People with disabilities are among the targeted groups that employers who seek federal contracts are supposed to hire, Heafy said. These employers are expected to have people from targeted groups making up 10% of their workforce.
But, Merchant emphasized, employers should focus on the abilities people bring to the job, rather than financial incentives or public relations gains.
The most significant barrier to people with disabilities achieving employment – particularly full-time employment – are the limitations the Social Security Administration places on people receiving disability benefits. A person receiving Supplemental Security Income has a cap of $2,000 on the assets they can own while receiving benefits. This cap was set in 1979.
There is a limit on how much income they can earn while receiving the benefits.
These means-tested benefits go beyond income received from Social Security and extend to Medicaid.
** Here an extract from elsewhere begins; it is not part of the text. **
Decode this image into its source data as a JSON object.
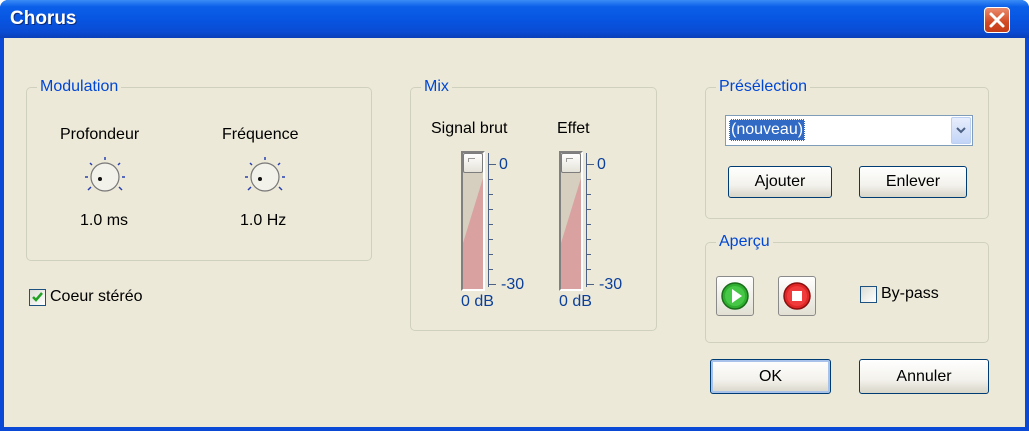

If someone loses their SSI benefits, then they can lose access to certain government benefits, Supplemental Nutrition Assistance Program benefits, Section 8 housing vouchers, and fuel assistance.
In Massachusetts, recipients can make up to $42,000 without losing Medicaid benefits, but those in other states are not so fortunate, said Theresa Varnet.
Workers with disabilities lose a dollar from their SSI checks for every two dollars they earn. But they can also account for disability-related expenses incurred while working, like for para transportation, allowing then to keep that portion of their benefit check.
These means-tested benefits mean Jennifer can only work a limited number of hours per week. While she might prefer to get into the office more often, she only works one day a week because she has to arrange for transportation privately.
Transportation is another barrier to working with a disability. While the Worcester Regional Transit Authority will arrange transportation for Jennifer to get to a doctor or hairdresser’s appointment, it will not help her get to work, Theresa Varnet said. She is going to have to miss two weeks of work this month because she can’t get a ride.
Heafy, whose organization serves rural areas in Northern Worcester County as well as cities like Fitchburg, Leominster, and Gardner, said transportation can prove to be a barrier, especially if the worker requires para transportation. In areas served by public transportation, para transportation can cost $8 a day to and from work, versus $1.25 for the bus.
But, for people who live in a rural area, who may need to take a taxi to work, it can be very expensive, said Heafy. The people served by public transportation can count the difference between bus fare and para transportation as a disability-related expense, while because no alternative exists in the rural area, those workers cannot.
Then there is the bias of low expectations that these workers fact. Some people see them as the eternal child they’re not willing to babysit, said Theresa Varnet.
Jennifer is an adult. She lives on her own with limited help from a live-in caregiver. She sets her own schedule to do her household chores and picks out her own wardrobe, which she knows must be appropriate for work in a law firm. Her enthusiasm for Fletcher Tilton is evidenced by her smile, which brightens the room when she talks about her job and her coworkers.